*With the questioning and possible confirmation of proposed Supreme Court Justice Elena Kagen there is the obligatory hand wringing by conservatives over what is assumed to be a liberal leaning mind.
One of the favored arguments against liberal judges is that they are activist – meaning their decisions on cases take into consideration their vision for society as much as, or even more so than, the facts of the case in question.
On its surface such behavior on the part of the judges would seem autocratic and undemocratic. Nevertheless judicial activism is a tradition of behavior almost as old as the country itself and is part of the Constitutional job description of a Supreme Court Justice.
To speak negatively of activist judges as attempting to change society is to scapegoat them unfairly for the inevitable evolution of the country. The Constitution was written by men who had settled and developed an agricultural aristocratic society on the eastern coast of North America which relied heavily on chattel slavery.
The founders of the United States were not anticipating the specifics of movements for citizenship privileges by women or ethnic minorities, westward expansion might be undertaken, or many of the technological advances that have come to define our society. That is to say, to argue against activist judges because their decisions are contrary to the original intent of the Constitution is a moot point. The society that they established and lived in has been forever altered and so contemporary judges must assess cases in today’s context.
The founding fathers of the United States did however outline basic principles that define interactions between individuals, between states, and between individuals and states. Among these principles are private property and personal freedom.
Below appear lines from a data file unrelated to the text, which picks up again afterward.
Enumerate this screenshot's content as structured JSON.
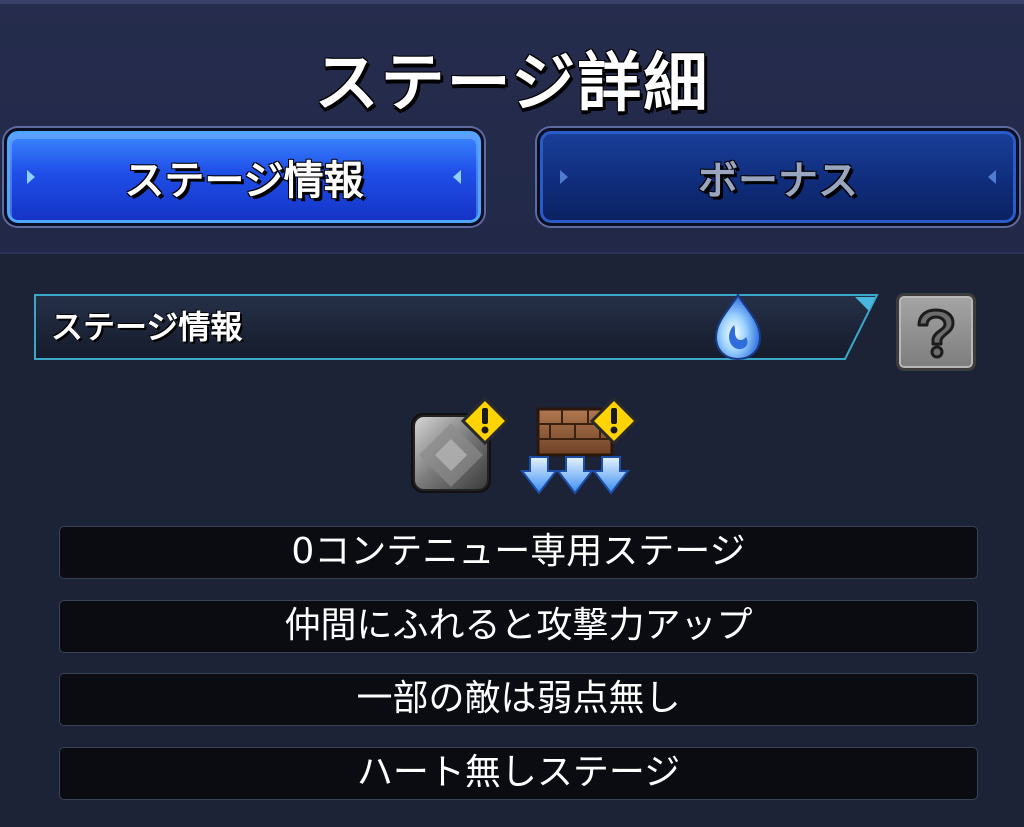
{
  "screen": {
    "title": "ステージ詳細"
  },
  "tabs": [
    {
      "label": "ステージ情報",
      "active": true
    },
    {
      "label": "ボーナス",
      "active": false
    }
  ],
  "info_section": {
    "header_label": "ステージ情報",
    "element_icon": "water-element-icon",
    "help_icon": "help-question-icon",
    "gimmicks": [
      {
        "icon": "block-gimmick-icon",
        "warning_icon": "warning-icon"
      },
      {
        "icon": "damage-wall-gimmick-icon",
        "warning_icon": "warning-icon"
      }
    ]
  },
  "rules": [
    "0コンテニュー専用ステージ",
    "仲間にふれると攻撃力アップ",
    "一部の敵は弱点無し",
    "ハート無しステージ"
  ],
  "colors": {
    "tab_active": "#1f4fe8",
    "tab_inactive": "#0f2d7c",
    "warning": "#ffd400",
    "background": "#1d2337"
  }
}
Activist judges are essentially engaging in judicial review. In considering their vision of what American society is and/or should be according, they are attempting to make sure that the evolved concepts of private property and personal freedom remain paramount in American society. Over time those attempts have inspired judges to declare certain laws unconstitutional and to expand or contract the purview of other laws. Indeed the Constitutional function of the judiciary is to interpret all of our country’s laws and determine which line up with those founding principles. From this perspective activist judges are more of a reflection of the changes in society rather than the cause of changes in society.
The ability of a society to become more permissive rather than more restrictive is a key component of the attack on activist judges. They are seen as speeding up the process of the decay of the United States. But much to the contrary the judicial system as a whole is the most conservative branch of government. The reality is that judges hardly ever take the first step in initiating social or cultural change – Brown vs. the Board of Education was predated by Jackie Robinson by seven years. Activist judges are not activist at all. If anything they are reacting to changes in society and reaching decisions that adhere to the law while reflecting and solidifying changes in society. To engage in such behavior is not criminal or un-American. In fact, because the United States has been at the forefront of change in Western society since its inception, it can be said that these judges are the most “American” of all.
Trevor Brookins is a free lance writer in Rockland County, New York. He is currently working on a book about American culture during the Cold War and he maintains a blog called This Seems Familiar. You can reach him at firstname.lastname@example.org